━━━━━ RECORDS TO PROCESS

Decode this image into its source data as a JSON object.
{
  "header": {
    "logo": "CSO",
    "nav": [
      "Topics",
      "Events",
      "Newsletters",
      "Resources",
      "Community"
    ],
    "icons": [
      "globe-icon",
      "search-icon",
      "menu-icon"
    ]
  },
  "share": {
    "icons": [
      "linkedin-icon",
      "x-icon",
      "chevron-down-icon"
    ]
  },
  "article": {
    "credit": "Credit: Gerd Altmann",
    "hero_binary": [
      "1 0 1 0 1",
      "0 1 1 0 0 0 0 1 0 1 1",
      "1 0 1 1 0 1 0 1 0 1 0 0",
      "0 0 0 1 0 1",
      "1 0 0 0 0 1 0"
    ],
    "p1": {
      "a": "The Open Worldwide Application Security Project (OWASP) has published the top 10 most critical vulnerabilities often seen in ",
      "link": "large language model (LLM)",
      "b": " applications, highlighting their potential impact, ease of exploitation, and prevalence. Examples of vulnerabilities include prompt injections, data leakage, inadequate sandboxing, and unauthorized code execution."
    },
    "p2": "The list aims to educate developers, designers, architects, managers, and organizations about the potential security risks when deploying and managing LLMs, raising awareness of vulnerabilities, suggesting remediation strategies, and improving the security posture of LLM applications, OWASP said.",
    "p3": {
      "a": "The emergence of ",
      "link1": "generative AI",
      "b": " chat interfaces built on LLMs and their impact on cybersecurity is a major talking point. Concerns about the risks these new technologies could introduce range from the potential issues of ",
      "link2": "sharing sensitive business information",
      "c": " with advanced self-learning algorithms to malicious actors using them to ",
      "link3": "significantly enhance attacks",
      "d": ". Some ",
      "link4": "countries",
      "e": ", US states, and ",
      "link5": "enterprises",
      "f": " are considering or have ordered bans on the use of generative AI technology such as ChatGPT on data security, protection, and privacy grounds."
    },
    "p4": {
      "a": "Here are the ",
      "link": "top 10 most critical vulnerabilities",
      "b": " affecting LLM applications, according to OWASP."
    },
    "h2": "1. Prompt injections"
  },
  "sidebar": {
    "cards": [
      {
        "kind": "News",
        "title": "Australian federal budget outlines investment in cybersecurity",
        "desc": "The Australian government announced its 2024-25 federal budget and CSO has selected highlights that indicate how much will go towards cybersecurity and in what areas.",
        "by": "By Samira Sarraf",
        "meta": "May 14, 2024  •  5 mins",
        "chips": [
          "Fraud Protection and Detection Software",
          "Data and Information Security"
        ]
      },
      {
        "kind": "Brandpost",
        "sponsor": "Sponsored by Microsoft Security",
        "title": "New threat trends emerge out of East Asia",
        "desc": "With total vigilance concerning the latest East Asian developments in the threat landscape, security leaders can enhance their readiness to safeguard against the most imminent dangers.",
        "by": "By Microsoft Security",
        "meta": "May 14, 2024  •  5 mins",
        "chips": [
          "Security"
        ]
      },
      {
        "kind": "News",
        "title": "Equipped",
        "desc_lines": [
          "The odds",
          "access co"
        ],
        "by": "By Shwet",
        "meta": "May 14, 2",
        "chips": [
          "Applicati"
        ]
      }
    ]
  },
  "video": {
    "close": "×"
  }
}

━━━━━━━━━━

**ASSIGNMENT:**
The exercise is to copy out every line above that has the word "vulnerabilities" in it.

**RESPONSE TO THIS TASK:**
      "a": "The Open Worldwide Application Security Project (OWASP) has published the top 10 most critical vulnerabilities often seen in ",
      "b": " applications, highlighting their potential impact, ease of exploitation, and prevalence. Examples of vulnerabilities include prompt injections, data leakage, inadequate sandboxing, and unauthorized code execution."
    "p2": "The list aims to educate developers, designers, architects, managers, and organizations about the potential security risks when deploying and managing LLMs, raising awareness of vulnerabilities, suggesting remediation strategies, and improving the security posture of LLM applications, OWASP said.",
      "link": "top 10 most critical vulnerabilities",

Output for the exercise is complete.